A sex scandal in Detroit has forced out its chief of police, the second person in two years to resign from the position after being accused of inappropriate relations with a female officer.
At a news conference on Monday, Mayor Dave Bing announced that Chief Ralph L. Godbee Jr. had decided to step down after news emerged last week that he was having an extramarital affair with an internal affairs officer in the department.
"He was very contrite yesterday," said Mr. Bing, who spoke with Mr. Godbee on Sunday. "He felt he had let me down. He felt he had let the department down. He felt he had let the people of Detroit down."
Mr. Bing added, "It bothers me a great deal that it has come to this."
Reports that Mr. Godbee, 44, would resign had been circulating for nearly a week after the internal affairs officer, Angelica Robinson, posted a picture of herself on a social media Web site holding a department-issued handgun to her mouth, apparently after she discovered that Mr. Godbee was in San Diego with another woman.
"Apparently, she was contemplating making the ultimate sacrifice out of humiliation, frustration and pain over what it was the chief was putting her through," said her lawyer, David A. Robinson, who is not related to her. He added that the department had taken away her gun and ordered her to undergo a mental evaluation.
In 2010, Mr. Godbee succeeded Chief Warren C. Evans, who was also accused of having an affair with a subordinate. At the time, Mr. Bing did not specifically cite the relationship as the reason for Mr. Evans's resignation, but said "certain decisions" had compromised his ability to lead the department.
Soon afterward, it became known that Mr. Godbee had also had an affair with the same female officer as Mr. Evans had. Mr. Bing said on Monday that he had known about that relationship but still appointed Mr. Godbee because he believed that he was the right person for the position.
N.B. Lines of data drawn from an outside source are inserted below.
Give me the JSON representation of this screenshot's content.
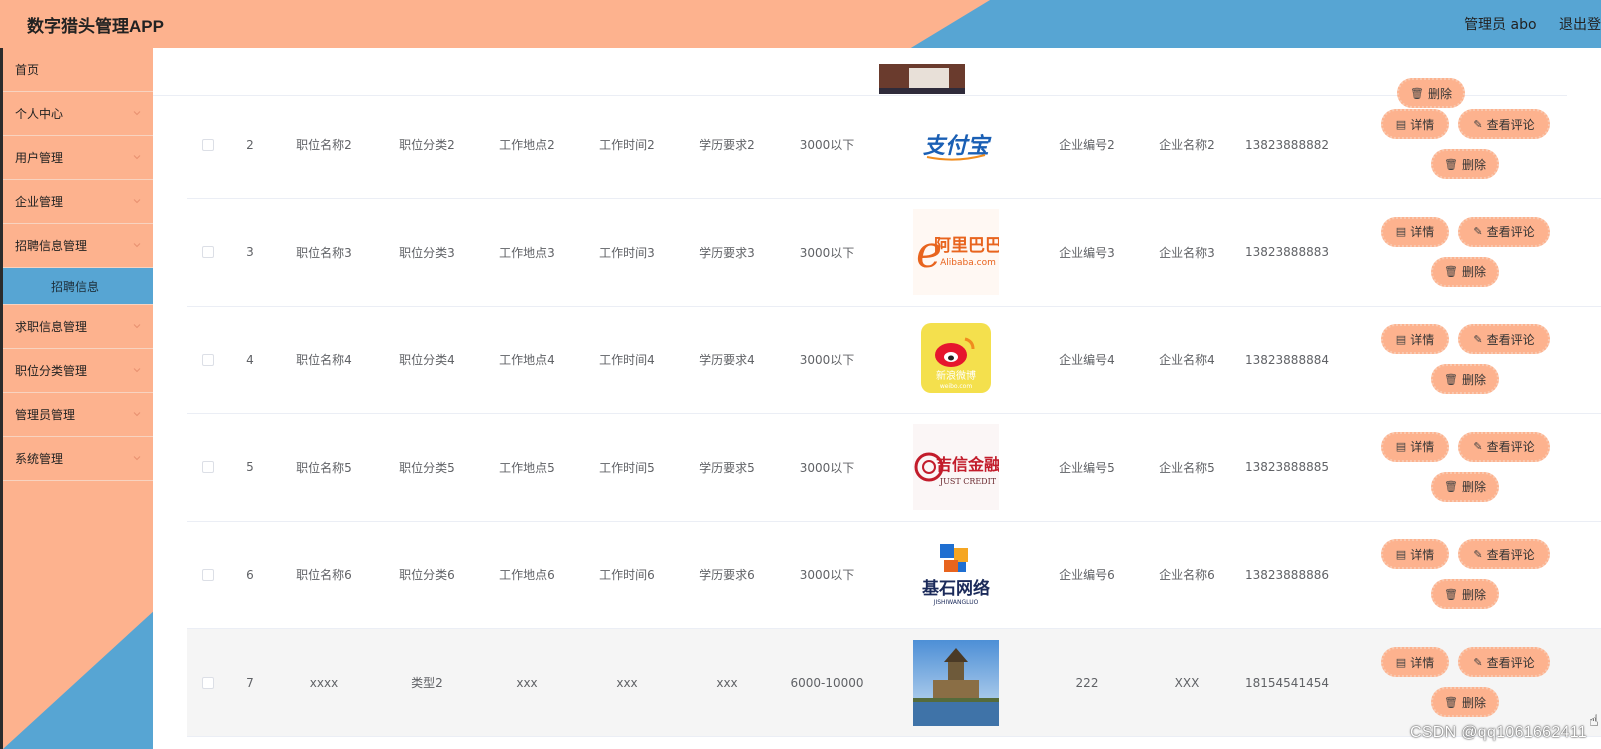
{
  "app": {
    "title": "数字猎头管理APP",
    "user_label": "管理员 abo",
    "logout_label": "退出登"
  },
  "sidebar": {
    "items": [
      {
        "label": "首页",
        "expandable": false
      },
      {
        "label": "个人中心",
        "expandable": true
      },
      {
        "label": "用户管理",
        "expandable": true
      },
      {
        "label": "企业管理",
        "expandable": true
      },
      {
        "label": "招聘信息管理",
        "expandable": true,
        "expanded": true
      },
      {
        "label": "求职信息管理",
        "expandable": true
      },
      {
        "label": "职位分类管理",
        "expandable": true
      },
      {
        "label": "管理员管理",
        "expandable": true
      },
      {
        "label": "系统管理",
        "expandable": true
      }
    ],
    "active_sub": "招聘信息"
  },
  "table": {
    "actions": {
      "detail": "详情",
      "comments": "查看评论",
      "delete": "删除"
    },
    "top_partial_delete": "删除",
    "rows": [
      {
        "no": "2",
        "position": "职位名称2",
        "category": "职位分类2",
        "location": "工作地点2",
        "hours": "工作时间2",
        "education": "学历要求2",
        "salary": "3000以下",
        "logo": "alipay-logo",
        "company_no": "企业编号2",
        "company": "企业名称2",
        "phone": "13823888882"
      },
      {
        "no": "3",
        "position": "职位名称3",
        "category": "职位分类3",
        "location": "工作地点3",
        "hours": "工作时间3",
        "education": "学历要求3",
        "salary": "3000以下",
        "logo": "alibaba-logo",
        "company_no": "企业编号3",
        "company": "企业名称3",
        "phone": "13823888883"
      },
      {
        "no": "4",
        "position": "职位名称4",
        "category": "职位分类4",
        "location": "工作地点4",
        "hours": "工作时间4",
        "education": "学历要求4",
        "salary": "3000以下",
        "logo": "weibo-logo",
        "company_no": "企业编号4",
        "company": "企业名称4",
        "phone": "13823888884"
      },
      {
        "no": "5",
        "position": "职位名称5",
        "category": "职位分类5",
        "location": "工作地点5",
        "hours": "工作时间5",
        "education": "学历要求5",
        "salary": "3000以下",
        "logo": "just-credit-logo",
        "company_no": "企业编号5",
        "company": "企业名称5",
        "phone": "13823888885"
      },
      {
        "no": "6",
        "position": "职位名称6",
        "category": "职位分类6",
        "location": "工作地点6",
        "hours": "工作时间6",
        "education": "学历要求6",
        "salary": "3000以下",
        "logo": "jishi-network-logo",
        "company_no": "企业编号6",
        "company": "企业名称6",
        "phone": "13823888886"
      },
      {
        "no": "7",
        "position": "xxxx",
        "category": "类型2",
        "location": "xxx",
        "hours": "xxx",
        "education": "xxx",
        "salary": "6000-10000",
        "logo": "scenic-photo",
        "company_no": "222",
        "company": "XXX",
        "phone": "18154541454"
      }
    ]
  },
  "logo_text": {
    "alipay": "支付宝",
    "alibaba_cn": "阿里巴巴",
    "alibaba_en": "Alibaba.com",
    "weibo_cn": "新浪微博",
    "weibo_en": "weibo.com",
    "credit_cn": "吉信金融",
    "credit_en": "JUST CREDIT",
    "jishi_cn": "基石网络",
    "jishi_en": "JISHIWANGLUO"
  },
  "watermark": "CSDN @qq1061662411",
  "colors": {
    "peach": "#fdb28e",
    "blue": "#57a5d3",
    "text": "#606266"
  }
}
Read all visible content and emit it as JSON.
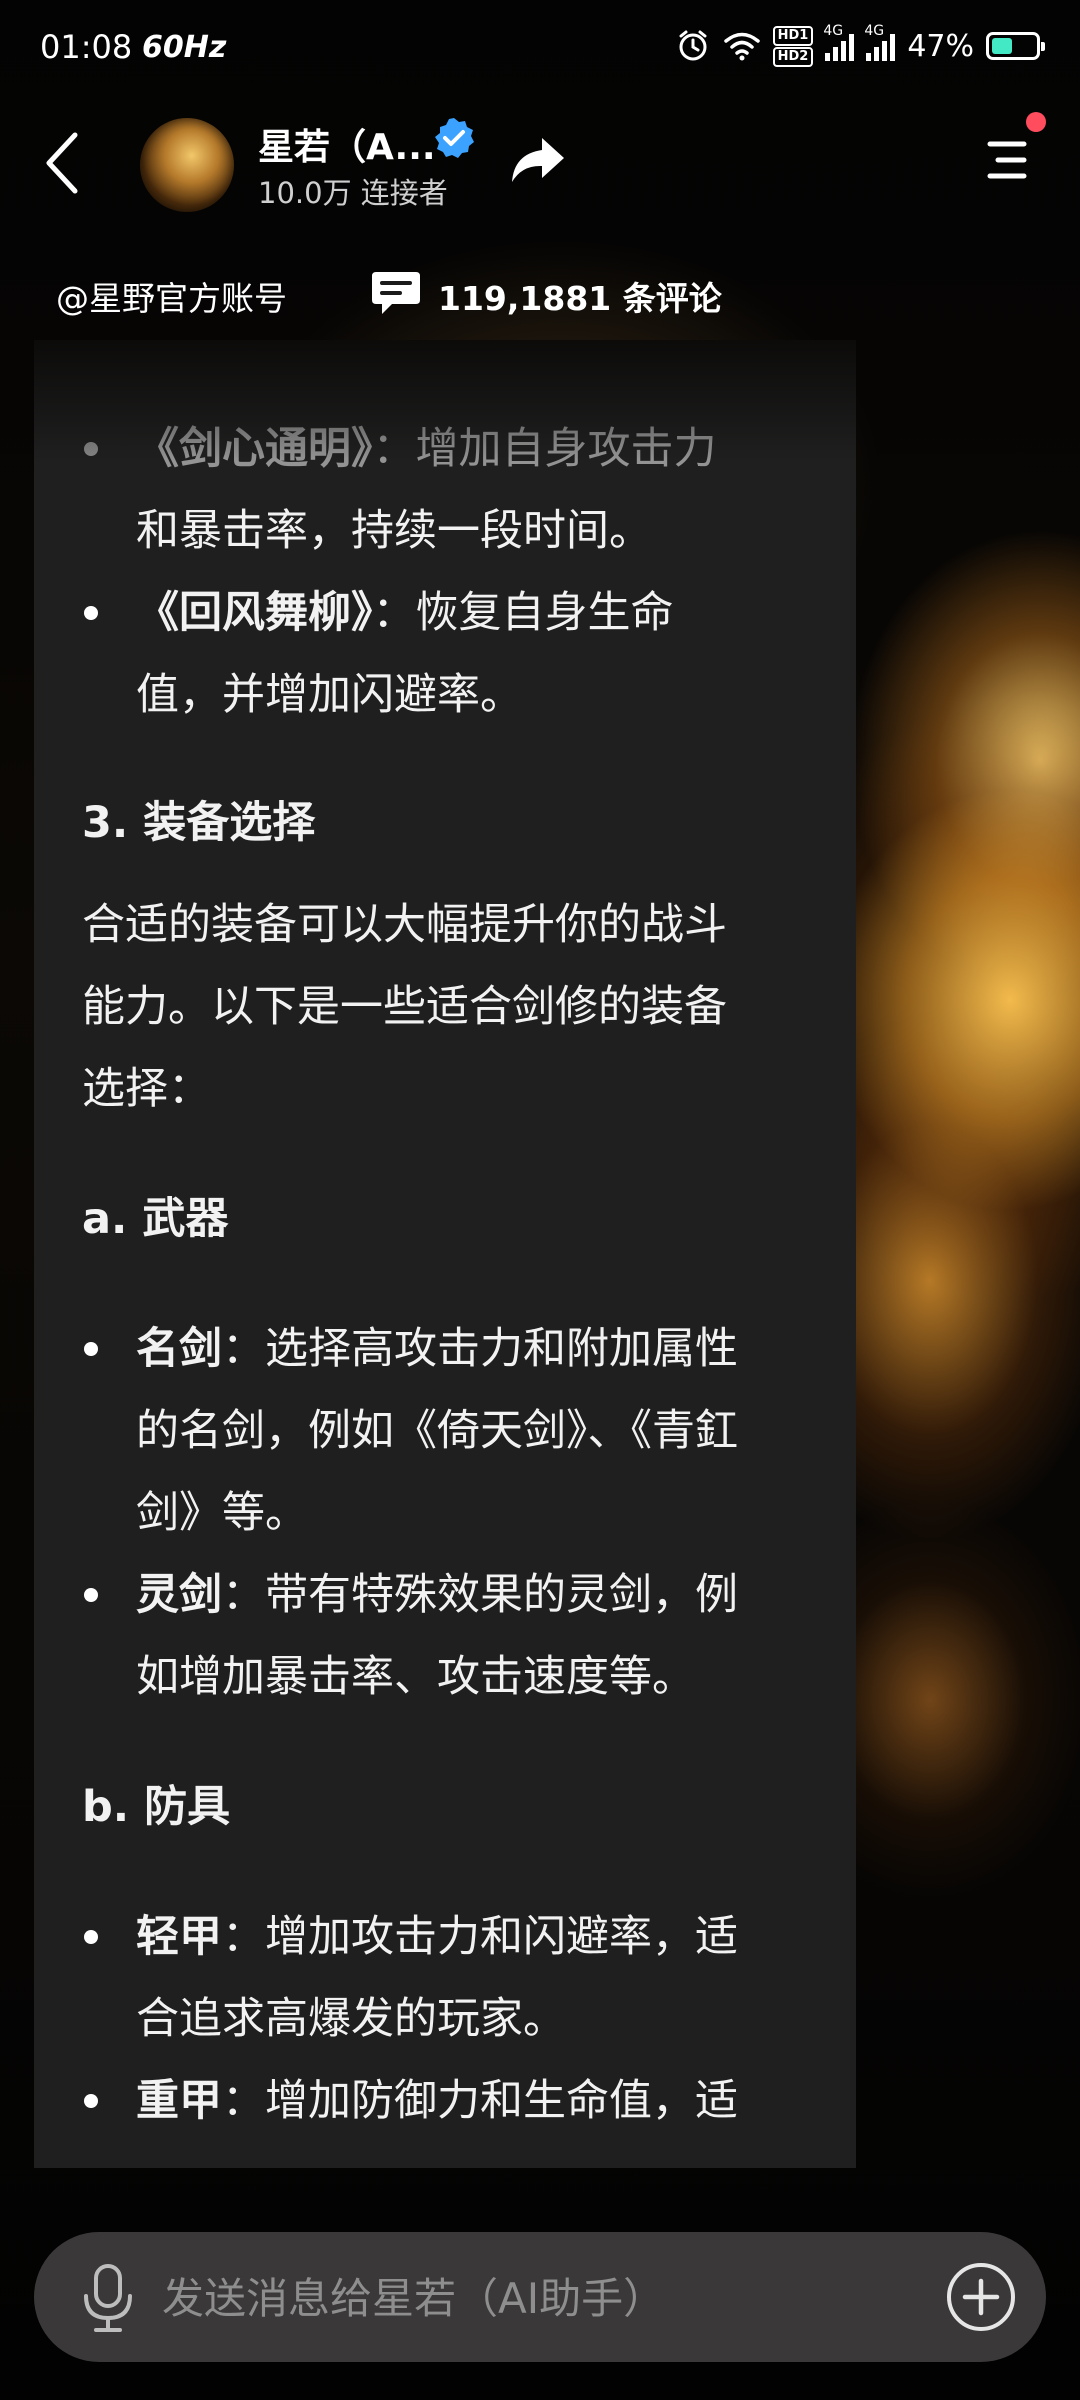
{
  "status_bar": {
    "time": "01:08",
    "refresh_rate": "60Hz",
    "hd_badge_1": "HD1",
    "hd_badge_2": "HD2",
    "network_1": "4G",
    "network_2": "4G",
    "battery_percent": "47%",
    "battery_level": 0.47
  },
  "header": {
    "bot_name": "星若（A...",
    "followers": "10.0万 连接者"
  },
  "info_row": {
    "account": "@星野官方账号",
    "comment_count": "119,1881 条评论"
  },
  "message": {
    "skill1_name": "《剑心通明》",
    "skill1_desc_a": "：增加自身攻击力",
    "skill1_desc_b": "和暴击率，持续一段时间。",
    "skill2_name": "《回风舞柳》",
    "skill2_desc_a": "：恢复自身生命",
    "skill2_desc_b": "值，并增加闪避率。",
    "section3_title": "3. 装备选择",
    "section3_line1": "合适的装备可以大幅提升你的战斗",
    "section3_line2": "能力。以下是一些适合剑修的装备",
    "section3_line3": "选择：",
    "weapons_title": "a. 武器",
    "weapon1_name": "名剑",
    "weapon1_desc_a": "：选择高攻击力和附加属性",
    "weapon1_desc_b": "的名剑，例如《倚天剑》、《青釭",
    "weapon1_desc_c": "剑》等。",
    "weapon2_name": "灵剑",
    "weapon2_desc_a": "：带有特殊效果的灵剑，例",
    "weapon2_desc_b": "如增加暴击率、攻击速度等。",
    "armor_title": "b. 防具",
    "armor1_name": "轻甲",
    "armor1_desc_a": "：增加攻击力和闪避率，适",
    "armor1_desc_b": "合追求高爆发的玩家。",
    "armor2_name": "重甲",
    "armor2_desc_a": "：增加防御力和生命值，适"
  },
  "input": {
    "placeholder": "发送消息给星若（AI助手）"
  },
  "icons": {
    "back": "back-arrow-icon",
    "verified": "verified-badge-icon",
    "share": "share-arrow-icon",
    "menu": "menu-icon",
    "comment": "comment-icon",
    "mic": "microphone-icon",
    "plus": "plus-circle-icon",
    "alarm": "alarm-icon",
    "wifi": "wifi-icon"
  },
  "colors": {
    "accent_blue": "#3ba3ff",
    "notification_red": "#ff4d5e",
    "battery_green": "#43e8c5",
    "card_bg": "#1f1f1f",
    "input_bg": "#3a3838"
  }
}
"He confided in me that he had changed his ways," Mr. Bing told reporters on Monday. "I had no reason not to believe that."
News of Mr. Godbee's resignation comes about a month into the corruption trial of Kwame M. Kilpatrick, the gregarious former mayor of Detroit who resigned in 2008 after lying under oath about a relationship with his chief of staff.
Detroit currently has no policy against fraternization among city workers, Mr. Bing said, though he added that he now intended to institute one.
Mr. Godbee wrote in a letter released by the department, "I retire proud of the fact that I was able to assist during a time when our city has most been in need."
Chester L. Logan, a 38-year veteran of the Detroit Police Department who has been in charge of day-to-day operations for two years, will take the reins while the search for a new chief takes place, the mayor said.
Detroit continues to be plagued by high crime rates and financial turmoil that has challenged its police force. As of Oct. 6, according to the Police Department, there have been 298 killings this year, an increase of 34 percent over the same period in 2010.
"We're going to get through this," Mr. Logan said at his first public appearance as interim chief. "Collectively, we're going to get through this."
This article originally appeared in The New York Times.